[Stored entries]
[Start of section]

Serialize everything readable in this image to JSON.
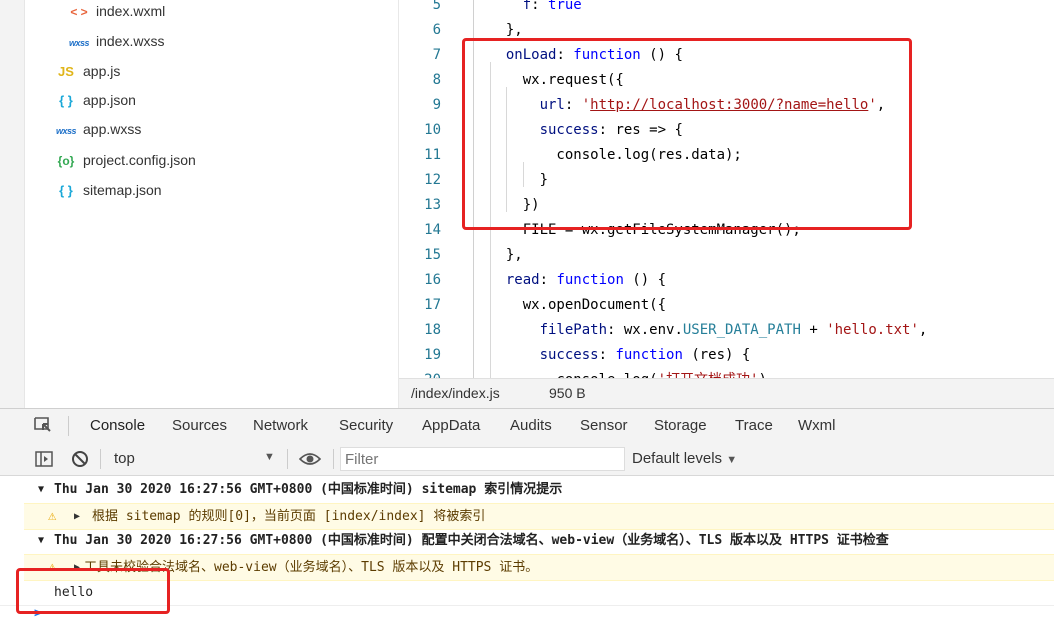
{
  "file_tree": [
    {
      "icon": "< >",
      "label": "index.wxml",
      "indent": true,
      "kind": "xml"
    },
    {
      "icon": "wxss",
      "label": "index.wxss",
      "indent": true,
      "kind": "wxss"
    },
    {
      "icon": "JS",
      "label": "app.js",
      "indent": false,
      "kind": "js"
    },
    {
      "icon": "{ }",
      "label": "app.json",
      "indent": false,
      "kind": "json"
    },
    {
      "icon": "wxss",
      "label": "app.wxss",
      "indent": false,
      "kind": "wxss"
    },
    {
      "icon": "{o}",
      "label": "project.config.json",
      "indent": false,
      "kind": "cfg"
    },
    {
      "icon": "{ }",
      "label": "sitemap.json",
      "indent": false,
      "kind": "json"
    }
  ],
  "editor": {
    "lines": [
      {
        "n": "5",
        "html": "    <span class='prop'>f</span>: <span class='kw'>true</span>"
      },
      {
        "n": "6",
        "html": "  },"
      },
      {
        "n": "7",
        "html": "  <span class='prop'>onLoad</span>: <span class='kw'>function</span> () {"
      },
      {
        "n": "8",
        "html": "    wx.request({"
      },
      {
        "n": "9",
        "html": "      <span class='prop'>url</span>: <span class='str'>'<u>http://localhost:3000/?name=hello</u>'</span>,"
      },
      {
        "n": "10",
        "html": "      <span class='prop'>success</span>: res => {"
      },
      {
        "n": "11",
        "html": "        console.log(res.data);"
      },
      {
        "n": "12",
        "html": "      }"
      },
      {
        "n": "13",
        "html": "    })"
      },
      {
        "n": "14",
        "html": "    FILE = wx.getFileSystemManager();"
      },
      {
        "n": "15",
        "html": "  },"
      },
      {
        "n": "16",
        "html": "  <span class='prop'>read</span>: <span class='kw'>function</span> () {"
      },
      {
        "n": "17",
        "html": "    wx.openDocument({"
      },
      {
        "n": "18",
        "html": "      <span class='prop'>filePath</span>: wx.env.<span class='const'>USER_DATA_PATH</span> + <span class='str'>'hello.txt'</span>,"
      },
      {
        "n": "19",
        "html": "      <span class='prop'>success</span>: <span class='kw'>function</span> (res) {"
      },
      {
        "n": "20",
        "html": "        console.log(<span class='str'>'打开文档成功'</span>)"
      }
    ]
  },
  "status": {
    "path": "/index/index.js",
    "size": "950 B"
  },
  "devtools": {
    "tabs": [
      "Console",
      "Sources",
      "Network",
      "Security",
      "AppData",
      "Audits",
      "Sensor",
      "Storage",
      "Trace",
      "Wxml"
    ],
    "active_tab": "Console",
    "context": "top",
    "filter_placeholder": "Filter",
    "levels": "Default levels"
  },
  "console": {
    "group1_title": "Thu Jan 30 2020 16:27:56 GMT+0800 (中国标准时间) sitemap 索引情况提示",
    "warn1": "根据 sitemap 的规则[0]，当前页面 [index/index] 将被索引",
    "group2_title": "Thu Jan 30 2020 16:27:56 GMT+0800 (中国标准时间) 配置中关闭合法域名、web-view（业务域名）、TLS 版本以及 HTTPS 证书检查",
    "warn2": "工具未校验合法域名、web-view（业务域名）、TLS 版本以及 HTTPS 证书。",
    "output": "hello",
    "prompt": ">"
  },
  "colors": {
    "highlight_box": "#e62222",
    "accent": "#1a73e8",
    "warning_bg": "#fffbe5"
  }
}
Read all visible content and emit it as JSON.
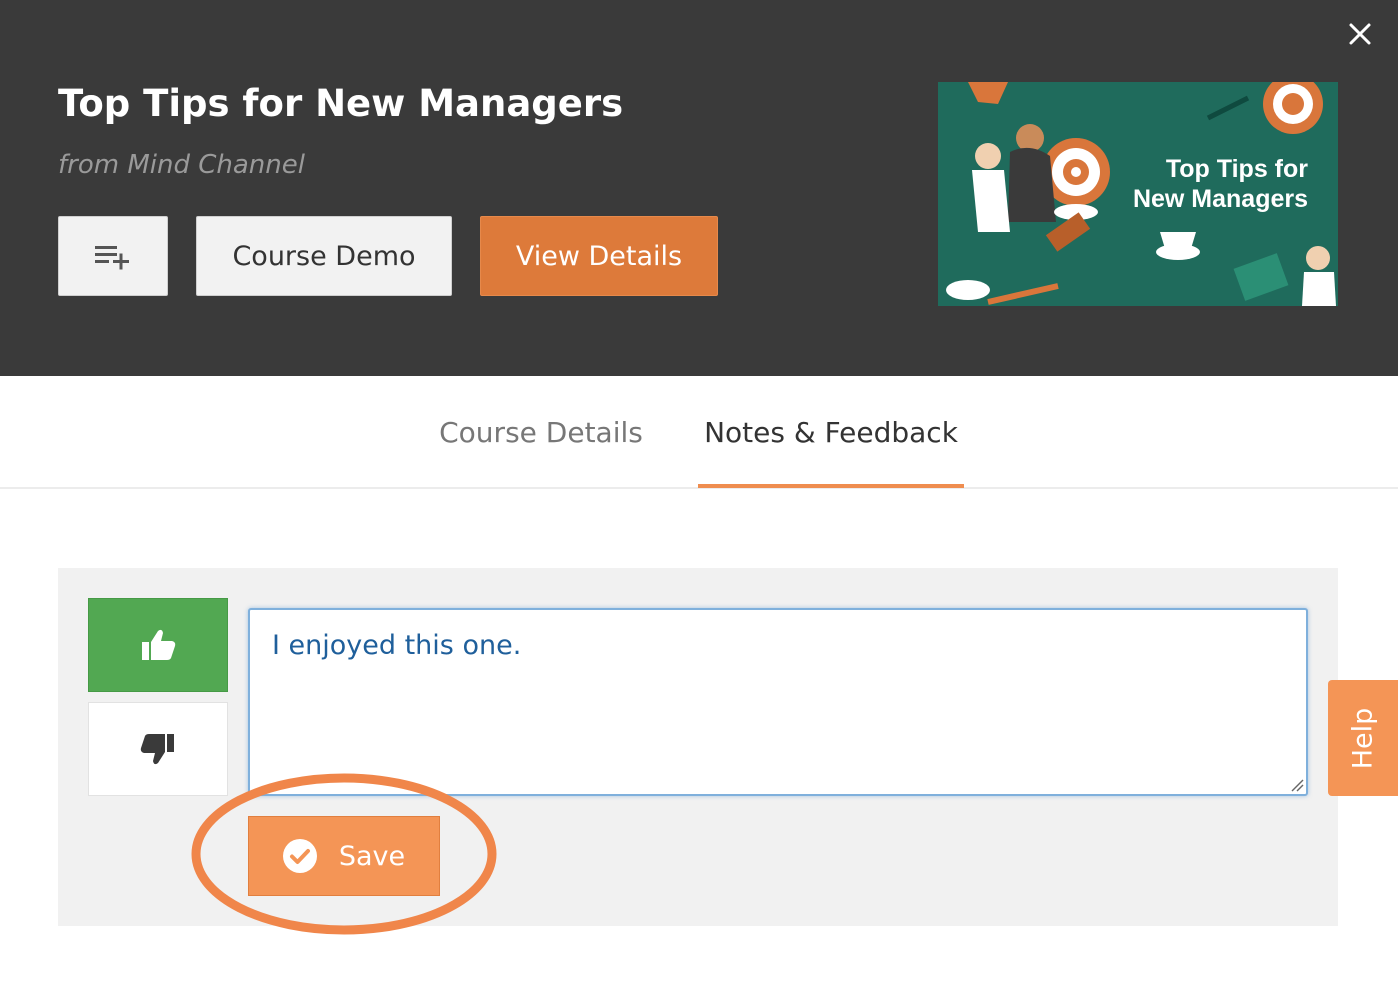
{
  "header": {
    "title": "Top Tips for New Managers",
    "source": "from Mind Channel",
    "add_to_list_icon": "playlist-add-icon",
    "demo_label": "Course Demo",
    "details_label": "View Details",
    "close_icon": "close-icon",
    "thumbnail": {
      "line1": "Top Tips for",
      "line2": "New Managers"
    }
  },
  "tabs": [
    {
      "label": "Course Details",
      "active": false
    },
    {
      "label": "Notes & Feedback",
      "active": true
    }
  ],
  "feedback": {
    "thumbs_up_icon": "thumbs-up-icon",
    "thumbs_down_icon": "thumbs-down-icon",
    "selected_vote": "up",
    "note_value": "I enjoyed this one.",
    "save_label": "Save"
  },
  "help_label": "Help",
  "colors": {
    "header_bg": "#3a3a3a",
    "accent_orange": "#dd7a3a",
    "save_orange": "#f49556",
    "vote_green": "#52a852",
    "tab_underline": "#ef8d4f",
    "input_text": "#1f5f9b",
    "thumbnail_bg": "#1f6b5c"
  }
}
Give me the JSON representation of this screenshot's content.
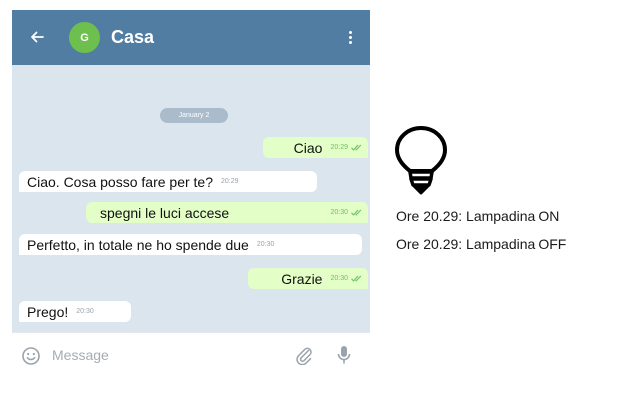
{
  "header": {
    "avatar_initial": "G",
    "chat_title": "Casa"
  },
  "date_divider": "January 2",
  "messages": [
    {
      "direction": "out",
      "text": "Ciao",
      "time": "20:29",
      "read": true
    },
    {
      "direction": "in",
      "text": "Ciao. Cosa posso fare per te?",
      "time": "20:29"
    },
    {
      "direction": "out",
      "text": "spegni le luci accese",
      "time": "20:30",
      "read": true
    },
    {
      "direction": "in",
      "text": "Perfetto, in totale ne ho spende due",
      "time": "20:30"
    },
    {
      "direction": "out",
      "text": "Grazie",
      "time": "20:30",
      "read": true
    },
    {
      "direction": "in",
      "text": "Prego!",
      "time": "20:30"
    }
  ],
  "composer": {
    "placeholder": "Message"
  },
  "icons": {
    "back": "arrow-left-icon",
    "menu": "kebab-menu-icon",
    "emoji": "smile-icon",
    "attach": "paperclip-icon",
    "mic": "microphone-icon",
    "bulb": "light-bulb-icon"
  },
  "colors": {
    "topbar": "#517da2",
    "chat_background": "#dbe5ee",
    "outgoing_bubble": "#e3fec6",
    "incoming_bubble": "#ffffff",
    "avatar": "#6ec04e",
    "read_check": "#6fbf68"
  },
  "log": [
    {
      "prefix": "Ore 20.29: Lampadina",
      "state": "ON"
    },
    {
      "prefix": "Ore 20.29: Lampadina",
      "state": "OFF"
    }
  ]
}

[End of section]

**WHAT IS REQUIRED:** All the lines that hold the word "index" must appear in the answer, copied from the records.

**SOLUTION FOR THIS TASK:**
      "label": "index.wxml",
      "label": "index.wxss",
    "path": "/index/index.js",
    "warn1": "根据 sitemap 的规则[0]，当前页面 [index/index] 将被索引",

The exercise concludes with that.